■ Exercise requirements:
The required lines are those that contain "value"; pull them out of the data and copy them.

[Opening The data section]

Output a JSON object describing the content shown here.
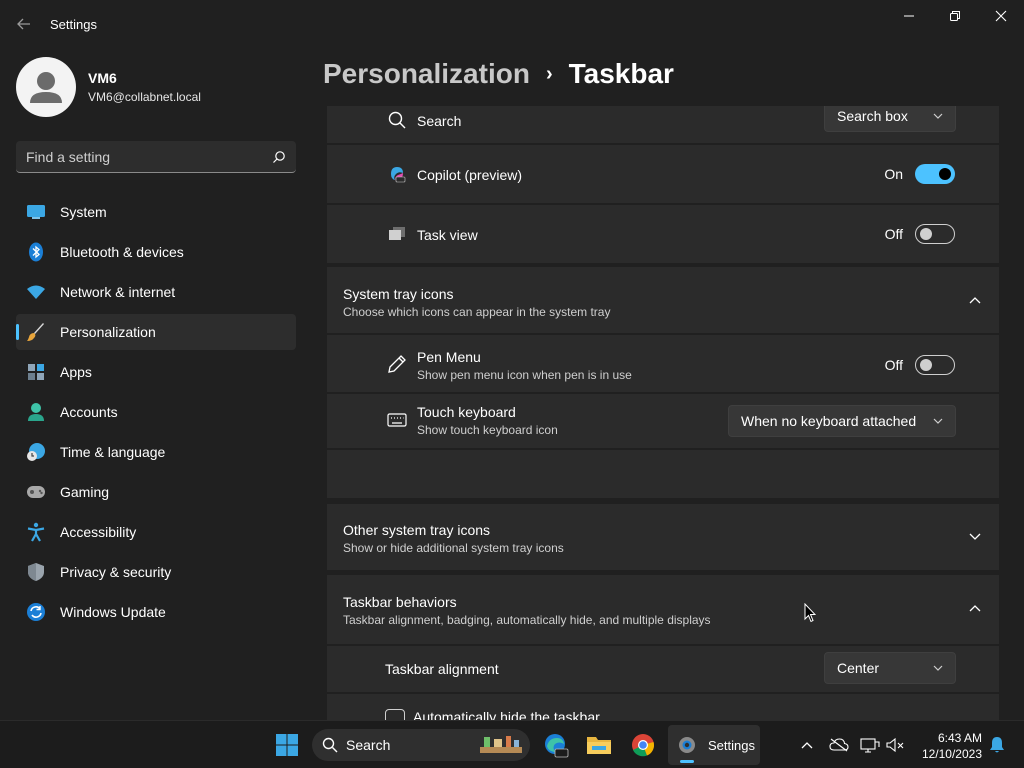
{
  "window": {
    "app_title": "Settings",
    "controls": [
      "minimize",
      "restore",
      "close"
    ]
  },
  "profile": {
    "name": "VM6",
    "email": "VM6@collabnet.local"
  },
  "search": {
    "placeholder": "Find a setting"
  },
  "sidebar": {
    "items": [
      {
        "label": "System",
        "icon": "system-icon",
        "active": false
      },
      {
        "label": "Bluetooth & devices",
        "icon": "bluetooth-icon",
        "active": false
      },
      {
        "label": "Network & internet",
        "icon": "wifi-icon",
        "active": false
      },
      {
        "label": "Personalization",
        "icon": "brush-icon",
        "active": true
      },
      {
        "label": "Apps",
        "icon": "apps-icon",
        "active": false
      },
      {
        "label": "Accounts",
        "icon": "accounts-icon",
        "active": false
      },
      {
        "label": "Time & language",
        "icon": "globe-clock-icon",
        "active": false
      },
      {
        "label": "Gaming",
        "icon": "gamepad-icon",
        "active": false
      },
      {
        "label": "Accessibility",
        "icon": "accessibility-icon",
        "active": false
      },
      {
        "label": "Privacy & security",
        "icon": "shield-icon",
        "active": false
      },
      {
        "label": "Windows Update",
        "icon": "update-icon",
        "active": false
      }
    ]
  },
  "breadcrumb": {
    "parent": "Personalization",
    "separator": "›",
    "current": "Taskbar"
  },
  "taskbar_items": {
    "search": {
      "label": "Search",
      "value": "Search box"
    },
    "copilot": {
      "label": "Copilot (preview)",
      "state": "On"
    },
    "task_view": {
      "label": "Task view",
      "state": "Off"
    }
  },
  "system_tray": {
    "title": "System tray icons",
    "subtitle": "Choose which icons can appear in the system tray",
    "pen_menu": {
      "label": "Pen Menu",
      "sub": "Show pen menu icon when pen is in use",
      "state": "Off"
    },
    "touch_keyboard": {
      "label": "Touch keyboard",
      "sub": "Show touch keyboard icon",
      "value": "When no keyboard attached"
    }
  },
  "other_tray": {
    "title": "Other system tray icons",
    "subtitle": "Show or hide additional system tray icons"
  },
  "behaviors": {
    "title": "Taskbar behaviors",
    "subtitle": "Taskbar alignment, badging, automatically hide, and multiple displays",
    "alignment": {
      "label": "Taskbar alignment",
      "value": "Center"
    },
    "autohide": {
      "label": "Automatically hide the taskbar",
      "checked": false
    }
  },
  "taskbar": {
    "search_label": "Search",
    "settings_label": "Settings",
    "time": "6:43 AM",
    "date": "12/10/2023"
  },
  "colors": {
    "accent": "#4cc2ff",
    "background": "#202020",
    "card": "#2b2b2b"
  }
}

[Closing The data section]

■ Task result:
      "value": "Search box"
      "value": "When no keyboard attached"
      "value": "Center"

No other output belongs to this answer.